ANZAC Day marks the anniversary of the first major military action fought by Australian and New Zealand forces during the First World War. ANZAC stands for Australian and New Zealand Army Corps. The young soldiers of the ANZACs fought and fell in their thousands on battlefields in many foreign lands. Each year dawn services are held to commemorate the ANZACs and their remarkable example of self sacrifice.

Father Ken Urumolug led the crowd in prayers and also in the singing of the hymn "Abide With Me".

Chief Petty Office Andrew Hamilton read the famous poem "In Flanders Fields". Lt. Commander Geoff Hart Davies gave the ANZAC Day address, "For Australians and New Zealanders, ANZAC Day is a time to reflect with pride and gratitude.

"This year will mark 98 years since the first brave young Australian and New Zealand soldiers rushed ashore at Gallipoli, unaware they would create a legacy and an enduring identity that defines today's Australians and New Zealanders.

"The legacy of ANZAC lies at the spiritual heart of Australia and New Zealand. The legacy is for all of us, an eternal possession we should value and cherish forever. "Our ANZAC legend, which embodies the values of courage, determination and mateship defines our national character. "ANZAC Day is a significant date in our commemorative calendar. On this day, we remember the young lives lost and pay tribute to the many who have died at war. We pause to reflect upon the loss of men and women, brothers and sisters, sons and daughters, and mates, whose bright futures were cut short, defending our democracy and the values we uphold.

"Many communities have their own war memorial, which record the names of those lost and which stand as an everlasting reminder of the high cost of war. It is the responsibility of all of us to continue to encourage young Australians to seek a greater understanding of the ANZAC spirit and encourage them to ensure it is never lost."

Various representatives laid memorial wreaths on the war memorial. One wreath was laid in memory of all servicemen and women who have paid the supreme sacrifice. Another wreath was laid on behalf of the Australian Defence Force; another on behalf of all Micronesian members and veterans of the US Armed Forces. A wreath was laid on behalf of the FSM National Police, and one each on behalf of all Australians and New Zealanders. A wreath was laid on behalf of the National Government and people of the FSM, another on behalf of the people of the USA, and another on behalf of the people of Japan.

The wreath laying ceremony was followed by a reading of the Anzac Ode followed by the sounding of the Last Post and one minute of silence. Following the silence reveille was sounded while Jack Bricknell raised the Australian flag and Chanelle Tallon raised the New Zealand flag.

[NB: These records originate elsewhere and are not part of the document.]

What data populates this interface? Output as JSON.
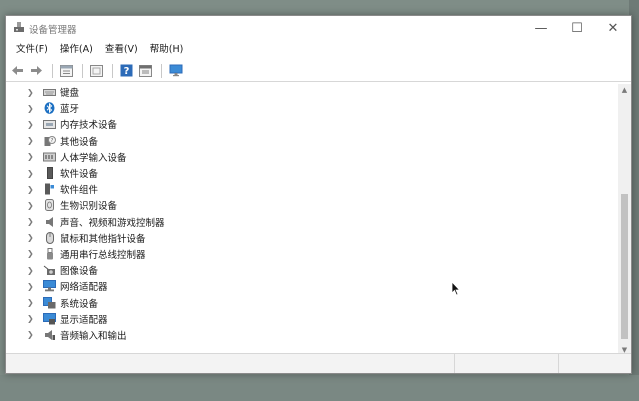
{
  "window": {
    "title": "设备管理器",
    "controls": {
      "minimize": "—",
      "maximize": "☐",
      "close": "✕"
    }
  },
  "menu": [
    "文件(F)",
    "操作(A)",
    "查看(V)",
    "帮助(H)"
  ],
  "toolbar": {
    "icons": [
      "back-arrow-icon",
      "forward-arrow-icon",
      "properties-icon",
      "scan-icon",
      "help-icon",
      "view-icon",
      "monitor-icon"
    ]
  },
  "devices": [
    {
      "label": "键盘",
      "icon": "keyboard-icon"
    },
    {
      "label": "蓝牙",
      "icon": "bluetooth-icon"
    },
    {
      "label": "内存技术设备",
      "icon": "memory-icon"
    },
    {
      "label": "其他设备",
      "icon": "unknown-device-icon"
    },
    {
      "label": "人体学输入设备",
      "icon": "hid-icon"
    },
    {
      "label": "软件设备",
      "icon": "software-device-icon"
    },
    {
      "label": "软件组件",
      "icon": "software-component-icon"
    },
    {
      "label": "生物识别设备",
      "icon": "biometric-icon"
    },
    {
      "label": "声音、视频和游戏控制器",
      "icon": "speaker-icon"
    },
    {
      "label": "鼠标和其他指针设备",
      "icon": "mouse-icon"
    },
    {
      "label": "通用串行总线控制器",
      "icon": "usb-icon"
    },
    {
      "label": "图像设备",
      "icon": "camera-icon"
    },
    {
      "label": "网络适配器",
      "icon": "network-icon"
    },
    {
      "label": "系统设备",
      "icon": "system-device-icon"
    },
    {
      "label": "显示适配器",
      "icon": "display-adapter-icon"
    },
    {
      "label": "音频输入和输出",
      "icon": "audio-io-icon"
    }
  ],
  "colors": {
    "accent": "#1b6fc2",
    "desktop": "#7f8d87"
  }
}
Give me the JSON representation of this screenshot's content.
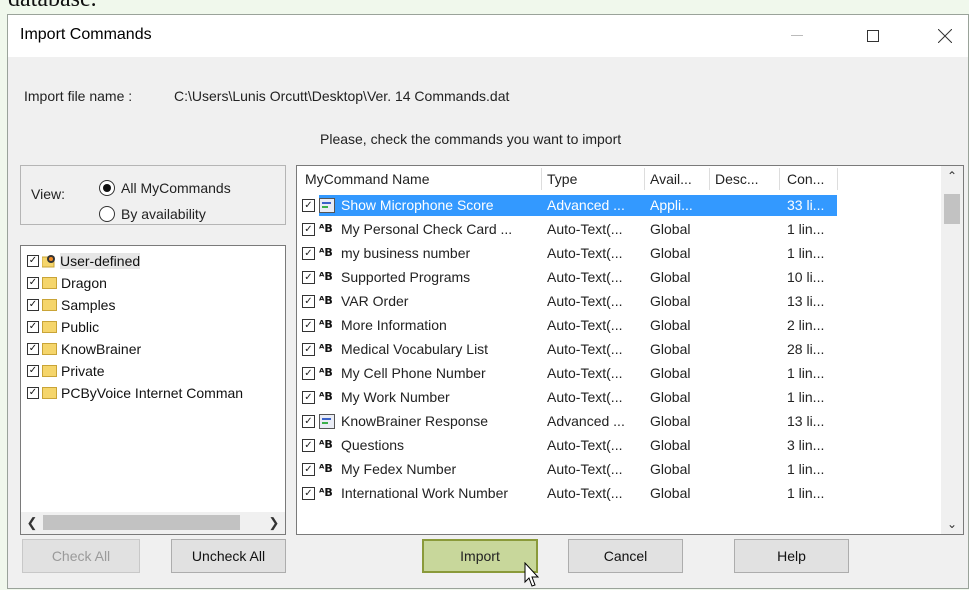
{
  "background_text": "database.",
  "window": {
    "title": "Import Commands",
    "import_file_label": "Import file name :",
    "import_file_path": "C:\\Users\\Lunis Orcutt\\Desktop\\Ver. 14 Commands.dat",
    "instruction": "Please, check the commands you want to import"
  },
  "view": {
    "label": "View:",
    "options": [
      "All MyCommands",
      "By availability"
    ],
    "selected": "All MyCommands"
  },
  "tree": {
    "items": [
      "User-defined",
      "Dragon",
      "Samples",
      "Public",
      "KnowBrainer",
      "Private",
      "PCByVoice Internet Comman"
    ]
  },
  "list": {
    "columns": [
      "MyCommand Name",
      "Type",
      "Avail...",
      "Desc...",
      "Con..."
    ],
    "rows": [
      {
        "name": "Show Microphone Score",
        "type": "Advanced ...",
        "avail": "Appli...",
        "desc": "",
        "con": "33 li...",
        "icon": "advanced-script-icon",
        "selected": true
      },
      {
        "name": "My Personal Check Card ...",
        "type": "Auto-Text(...",
        "avail": "Global",
        "desc": "",
        "con": "1 lin...",
        "icon": "auto-text-icon"
      },
      {
        "name": "my business number",
        "type": "Auto-Text(...",
        "avail": "Global",
        "desc": "",
        "con": "1 lin...",
        "icon": "auto-text-icon"
      },
      {
        "name": "Supported Programs",
        "type": "Auto-Text(...",
        "avail": "Global",
        "desc": "",
        "con": "10 li...",
        "icon": "auto-text-icon"
      },
      {
        "name": "VAR Order",
        "type": "Auto-Text(...",
        "avail": "Global",
        "desc": "",
        "con": "13 li...",
        "icon": "auto-text-icon"
      },
      {
        "name": "More Information",
        "type": "Auto-Text(...",
        "avail": "Global",
        "desc": "",
        "con": "2 lin...",
        "icon": "auto-text-icon"
      },
      {
        "name": "Medical Vocabulary List",
        "type": "Auto-Text(...",
        "avail": "Global",
        "desc": "",
        "con": "28 li...",
        "icon": "auto-text-icon"
      },
      {
        "name": "My Cell Phone Number",
        "type": "Auto-Text(...",
        "avail": "Global",
        "desc": "",
        "con": "1 lin...",
        "icon": "auto-text-icon"
      },
      {
        "name": "My Work Number",
        "type": "Auto-Text(...",
        "avail": "Global",
        "desc": "",
        "con": "1 lin...",
        "icon": "auto-text-icon"
      },
      {
        "name": "KnowBrainer Response",
        "type": "Advanced ...",
        "avail": "Global",
        "desc": "",
        "con": "13 li...",
        "icon": "advanced-script-icon"
      },
      {
        "name": "Questions",
        "type": "Auto-Text(...",
        "avail": "Global",
        "desc": "",
        "con": "3 lin...",
        "icon": "auto-text-icon"
      },
      {
        "name": "My Fedex Number",
        "type": "Auto-Text(...",
        "avail": "Global",
        "desc": "",
        "con": "1 lin...",
        "icon": "auto-text-icon"
      },
      {
        "name": "International Work Number",
        "type": "Auto-Text(...",
        "avail": "Global",
        "desc": "",
        "con": "1 lin...",
        "icon": "auto-text-icon"
      }
    ]
  },
  "buttons": {
    "check_all": "Check All",
    "uncheck_all": "Uncheck All",
    "import": "Import",
    "cancel": "Cancel",
    "help": "Help"
  },
  "icons": {
    "auto_text_glyph": "ᴬB",
    "checkmark": "✓"
  },
  "colors": {
    "selection": "#3399ff",
    "import_button": "#c8d79b"
  }
}
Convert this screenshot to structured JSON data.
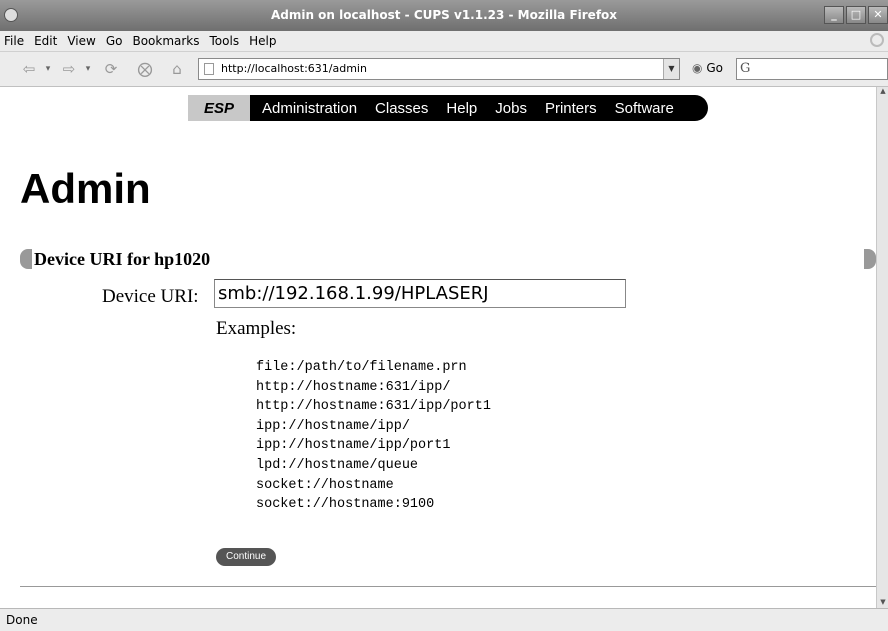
{
  "window": {
    "title": "Admin on localhost - CUPS v1.1.23 - Mozilla Firefox",
    "controls": [
      "_",
      "□",
      "✕"
    ]
  },
  "menubar": {
    "items": [
      "File",
      "Edit",
      "View",
      "Go",
      "Bookmarks",
      "Tools",
      "Help"
    ]
  },
  "toolbar": {
    "url": "http://localhost:631/admin",
    "go_label": "Go",
    "search_value": ""
  },
  "esp_nav": {
    "logo": "ESP",
    "links": [
      "Administration",
      "Classes",
      "Help",
      "Jobs",
      "Printers",
      "Software"
    ]
  },
  "page": {
    "title": "Admin",
    "section_title": "Device URI for hp1020",
    "device_uri_label": "Device URI:",
    "device_uri_value": "smb://192.168.1.99/HPLASERJ",
    "examples_label": "Examples:",
    "examples": [
      "file:/path/to/filename.prn",
      "http://hostname:631/ipp/",
      "http://hostname:631/ipp/port1",
      "ipp://hostname/ipp/",
      "ipp://hostname/ipp/port1",
      "lpd://hostname/queue",
      "socket://hostname",
      "socket://hostname:9100"
    ],
    "continue_label": "Continue"
  },
  "status": {
    "text": "Done"
  },
  "colors": {
    "nav_bar": "#000000",
    "esp_logo_bg": "#c8c8c8",
    "section_cap": "#999999",
    "button_bg": "#555555"
  }
}
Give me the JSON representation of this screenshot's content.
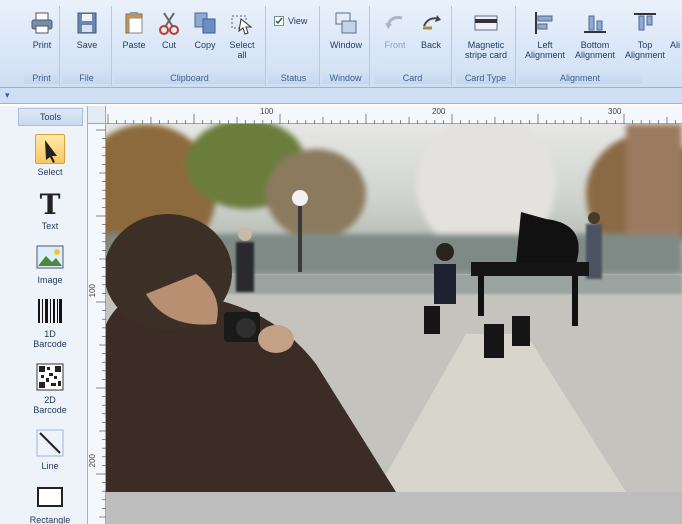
{
  "ribbon": {
    "groups": [
      {
        "label": "Print",
        "buttons": [
          {
            "label": "Print",
            "icon": "printer-icon"
          }
        ]
      },
      {
        "label": "File",
        "buttons": [
          {
            "label": "Save",
            "icon": "save-icon"
          }
        ]
      },
      {
        "label": "Clipboard",
        "buttons": [
          {
            "label": "Paste",
            "icon": "paste-icon"
          },
          {
            "label": "Cut",
            "icon": "cut-icon"
          },
          {
            "label": "Copy",
            "icon": "copy-icon"
          },
          {
            "label": "Select all",
            "icon": "select-all-icon"
          }
        ]
      },
      {
        "label": "Status",
        "buttons": [
          {
            "label": "View",
            "icon": "checkbox-icon",
            "checked": true
          }
        ]
      },
      {
        "label": "Window",
        "buttons": [
          {
            "label": "Window",
            "icon": "window-icon"
          }
        ]
      },
      {
        "label": "Card",
        "buttons": [
          {
            "label": "Front",
            "icon": "front-icon",
            "disabled": true
          },
          {
            "label": "Back",
            "icon": "back-icon"
          }
        ]
      },
      {
        "label": "Card Type",
        "buttons": [
          {
            "label": "Magnetic stripe card",
            "icon": "magnetic-stripe-icon"
          }
        ]
      },
      {
        "label": "Alignment",
        "buttons": [
          {
            "label": "Left Alignment",
            "icon": "left-align-icon"
          },
          {
            "label": "Bottom Alignment",
            "icon": "bottom-align-icon"
          },
          {
            "label": "Top Alignment",
            "icon": "top-align-icon"
          },
          {
            "label": "Ali",
            "icon": "align-icon"
          }
        ]
      }
    ]
  },
  "quick_access": {
    "arrow": "▾"
  },
  "tools": {
    "header": "Tools",
    "items": [
      {
        "label": "Select",
        "icon": "select-arrow-icon",
        "active": true
      },
      {
        "label": "Text",
        "icon": "text-icon"
      },
      {
        "label": "Image",
        "icon": "image-icon"
      },
      {
        "label": "1D Barcode",
        "icon": "barcode-1d-icon"
      },
      {
        "label": "2D Barcode",
        "icon": "barcode-2d-icon"
      },
      {
        "label": "Line",
        "icon": "line-icon"
      },
      {
        "label": "Rectangle",
        "icon": "rectangle-icon"
      }
    ]
  },
  "rulers": {
    "horizontal": [
      "100",
      "200",
      "300"
    ],
    "vertical": [
      "100",
      "200"
    ]
  },
  "colors": {
    "accent": "#1e395b",
    "ribbon": "#d9e6f7",
    "active_tool": "#f8c860"
  }
}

The dawn service ended after the playing of the National Anthems of Australia and New Zealand.

The dawn service was followed up by the traditional gunfire breakfast on the grounds of the Kangaroo Court.